Participation and Homework (40%)

Your presentations, audience participation, and written homework submissions will contribute approximately equally to this portion of your grade. This is based on your overall contribution to keeping the course moving (which includes forward progress, making sure presentations are complete and correct, helping other students' understanding) and on your ongoing understanding of the material. I will use the following rubric:

Exams (15% each)

There will be two in-class, closed-book exams on the following days:

Each exam will cover material from the beginning of the semester, though the second exam will focus more on material since the first exam. Makeup tests can be given only in extraordinary and unavoidable circumstances, and with advance notice.

Final (30%)

The final exam will be comprehensive over all material we discuss in class. The final will be on
Wed., 10 Dec., 4:00-6:45 p.m.



You may not consult books, the Internet, other people outside of class, or other sources to solve the problems or write your solutions. I do strongly encourage you to work with your classmates on the problems in advance. I also encourage you to talk to me frequently, more than in other courses. Feel free to ask questions about the material, show me your work before presenting it in class, and even just talk about your frustrations.

Academic dishonesty:

It is UTEP's policy, and mine, for all suspected cases or acts of alleged scholastic dishonesty to be referred to the Dean of Students for investigation and appropriate disposition. See Section 1.3.1 of the Handbook for Operating Procedures.


Due to the course structure, attendance is mandatory. There is no particular penalty for missing a particular class, but you cannot get a good participation grade if you miss too many classes. I will usually "excuse" an absence if you tell me about it in advance, or, in cases of emergencies, as soon as possible afterwards.

Drop date:

The deadline for student-initiated drops with a W is Friday, October 31. After this date, you can only drop with the Dean's approval, which is granted only under extenuating circumstances.

I hope everyone will complete the course successfully, but if you are having doubts about your progress, I will be happy to discuss your standing in the course to help you decide whether or not to drop.
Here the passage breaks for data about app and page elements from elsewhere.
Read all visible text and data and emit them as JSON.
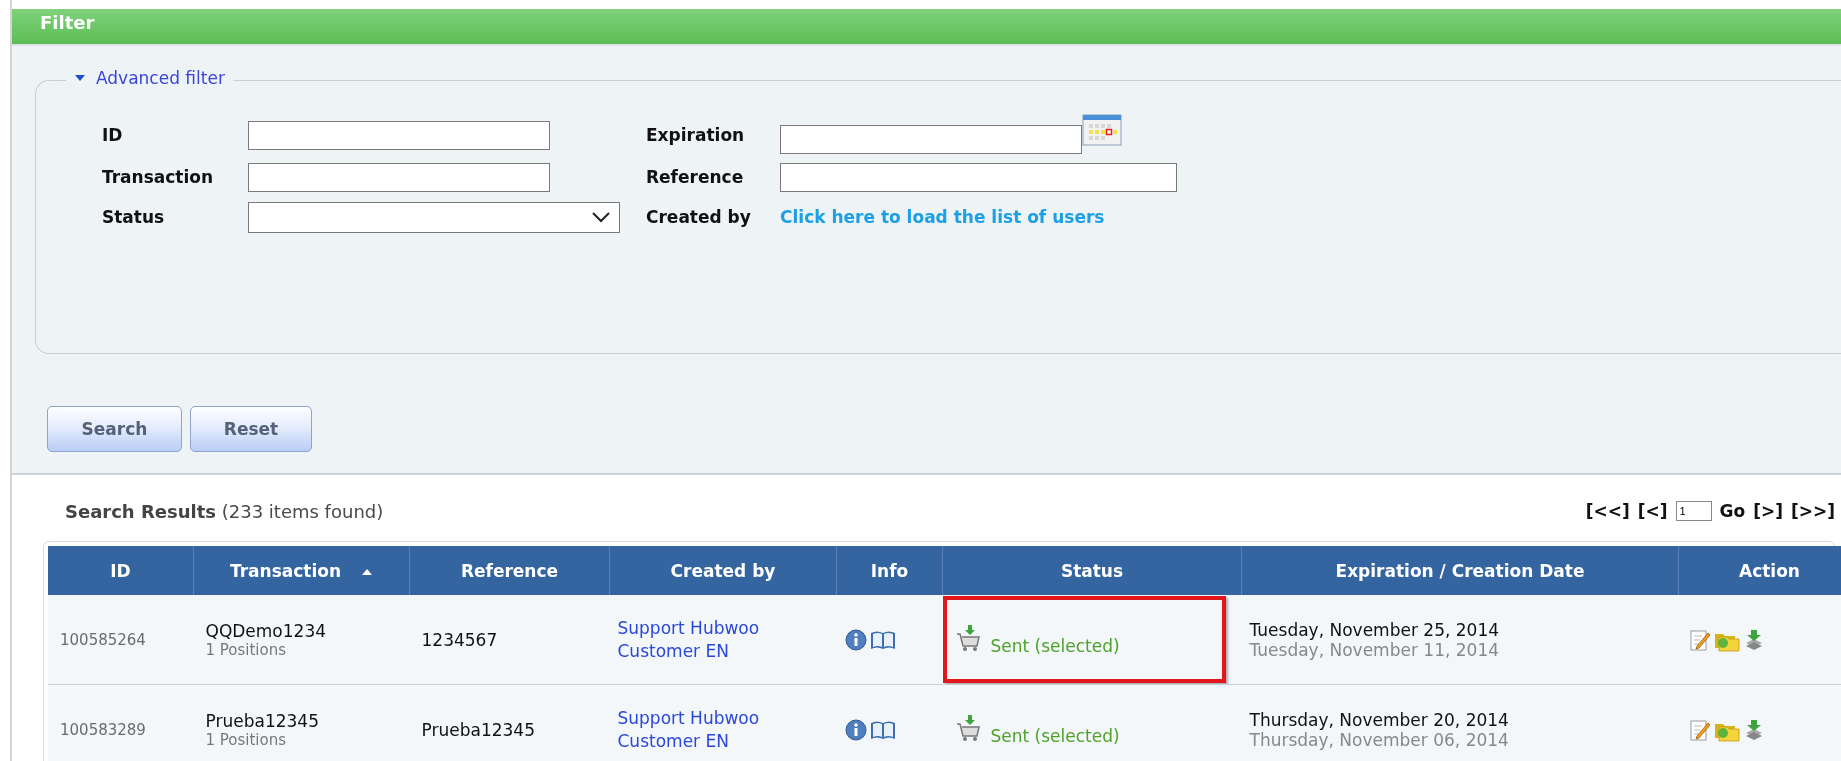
{
  "panel": {
    "title": "Filter"
  },
  "advanced_filter": {
    "label": "Advanced filter",
    "expanded": true
  },
  "fields": [
    {
      "kind": "text",
      "label": "ID"
    },
    {
      "kind": "text",
      "label": "Transaction"
    },
    {
      "kind": "select",
      "label": "Status"
    },
    {
      "kind": "date",
      "label": "Expiration"
    },
    {
      "kind": "text",
      "label": "Reference"
    },
    {
      "kind": "link",
      "label": "Created by",
      "link": "Click here to load the list of users"
    }
  ],
  "buttons": [
    "Search",
    "Reset"
  ],
  "results": {
    "title": "Search Results",
    "count": "(233 items found)"
  },
  "pager": {
    "first": "[<<]",
    "prev": "[<]",
    "page": "1",
    "go": "Go",
    "next": "[>]",
    "last": "[>>]"
  },
  "table": {
    "columns": [
      {
        "label": "ID",
        "sorted": false
      },
      {
        "label": "Transaction",
        "sorted": true
      },
      {
        "label": "Reference",
        "sorted": false
      },
      {
        "label": "Created by",
        "sorted": false
      },
      {
        "label": "Info",
        "sorted": false
      },
      {
        "label": "Status",
        "sorted": false
      },
      {
        "label": "Expiration / Creation Date",
        "sorted": false
      },
      {
        "label": "Action",
        "sorted": false
      }
    ],
    "rows": [
      {
        "id": "100585264",
        "transaction": "QQDemo1234",
        "positions": "1 Positions",
        "reference": "1234567",
        "created_by": "Support Hubwoo Customer EN",
        "status": "Sent (selected)",
        "highlighted": true,
        "expiration": "Tuesday, November 25, 2014",
        "creation": "Tuesday, November 11, 2014"
      },
      {
        "id": "100583289",
        "transaction": "Prueba12345",
        "positions": "1 Positions",
        "reference": "Prueba12345",
        "created_by": "Support Hubwoo Customer EN",
        "status": "Sent (selected)",
        "highlighted": false,
        "expiration": "Thursday, November 20, 2014",
        "creation": "Thursday, November 06, 2014"
      }
    ]
  }
}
You are only allowed three enrollments in this course, and students enrolled after Fall 2007 are only allowed six withdrawals in their entire academic career, so please exercise the drop option judiciously.


We all have to show courtesy to each other, and the class as a whole, during class time. Please arrive to class on time (or let me know when you have to be late, and why); do not engage in side conversations when one person (me, or another student) is talking to the whole class; turn off your cell phone (or at least set it to not ring out loud), and do not engage in phone, email, or text conversations during class.


If you have, or suspect you have, a disability and need an accommodation, you should contact the Disabled Student Services Office (DSSO) at 747-5148, dss@utep.edu, or Union East room 106. You are responsible for presenting to me any DSS accommodation letters and instructions.

Exceptional circumstances:

If you anticipate the possibility of missing large portions of class time, due to exceptional circumstances such as military service and/or training, or childbirth, please let me know as soon as possible.